Orlando Magic center Dwight Howard made a highly publicized visit to Houston this summer in order to work with Rockets Hall-of-Fame center Hakeem Olajuwon, specifically to expand his low-post repertoire. Video of their session hit the internet, and now a meme has taken hold in the NBA world: when Howard scores in the post, it's probably because Olajuwon taught him how.
The Magic players have mocked that line of thinking for a while now. After a game several weeks ago, Magic power forward Brandon Bass jokingly referred to Howard as "Hakeem," then quickly turned away from Howard and brushed his hair to hide his laughter. The idea is the praise of Olajuwon has gone too far. And coach Stan Van Gundy has had enough of it.
Howard made two jumpers against the Milwaukee Bucks on Wednesday night, which prompted one member of the media to ask Van Gundy about Howard's work with Olajuwon. He winced a bit, and then delivered this classic response.
"Well, that's a little overblown. His shot has been good.
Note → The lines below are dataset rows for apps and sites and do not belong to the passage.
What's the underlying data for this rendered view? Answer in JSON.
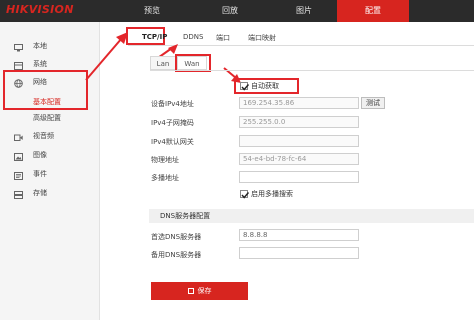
{
  "brand": {
    "logo": "HIKVISION",
    "accent": "#d7251f"
  },
  "top_nav": [
    {
      "label": "预览"
    },
    {
      "label": "回放"
    },
    {
      "label": "图片"
    },
    {
      "label": "配置"
    }
  ],
  "sidebar": {
    "items": [
      {
        "label": "本地",
        "icon": "monitor-icon"
      },
      {
        "label": "系统",
        "icon": "system-icon"
      },
      {
        "label": "网络",
        "icon": "globe-icon"
      },
      {
        "label": "视音频",
        "icon": "video-icon"
      },
      {
        "label": "图像",
        "icon": "image-icon"
      },
      {
        "label": "事件",
        "icon": "event-icon"
      },
      {
        "label": "存储",
        "icon": "storage-icon"
      }
    ],
    "network_sub": [
      {
        "label": "基本配置",
        "active": true
      },
      {
        "label": "高级配置",
        "active": false
      }
    ]
  },
  "sub_tabs": [
    "TCP/IP",
    "DDNS",
    "端口",
    "端口映射"
  ],
  "inner_tabs": [
    "Lan",
    "Wan"
  ],
  "form": {
    "auto_get_label": "自动获取",
    "auto_get_checked": true,
    "ipv4_label": "设备IPv4地址",
    "ipv4_value": "169.254.35.86",
    "test_button": "测试",
    "mask_label": "IPv4子网掩码",
    "mask_value": "255.255.0.0",
    "gateway_label": "IPv4默认网关",
    "gateway_value": "",
    "mac_label": "物理地址",
    "mac_value": "54-e4-bd-78-fc-64",
    "multicast_label": "多播地址",
    "multicast_value": "",
    "multicast_search_label": "启用多播搜索",
    "multicast_search_checked": true,
    "dns_section": "DNS服务器配置",
    "dns1_label": "首选DNS服务器",
    "dns1_value": "8.8.8.8",
    "dns2_label": "备用DNS服务器",
    "dns2_value": ""
  },
  "save_button": "保存"
}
"I will say this, and this isn't a knock on anybody, but Hakeem's gotten more credit for two hours [of work] than anybody I've ever seen. They were in a gym for two hours, three hours. And all of a sudden every shot Dwight makes is because of Hakeem.
"No knock on Hakeem, he's a great guy and everything, but there's not anybody alive that's turning somebody's game around in three hours. That's just not it. Dwight's done a lot of work, and I'm sure Hakeem gave him some advice, but that's starting to annoy me a little bit."
Here, Van Gundy paused, and seemed to realize he had gone far afield. So he gave the reporter something more about Howard's game to work with.
"But yeah, he's making that bank shot a little bit and keeping people off balance and I think it's good."
Count me squarely in Van Gundy's camp here. There ought to be no question Olajuwon's work with Howard has paid off, but we need to maintain perspective here: Howard did not work with Olajuwon as extensively as he's worked with the Magic's own assistant coaches over the year, from Clifford Ray as a rookie to Patrick Ewing now. Let's recognize folks outside Olajuwon who've helped mold Howard's game over the last seven seasons.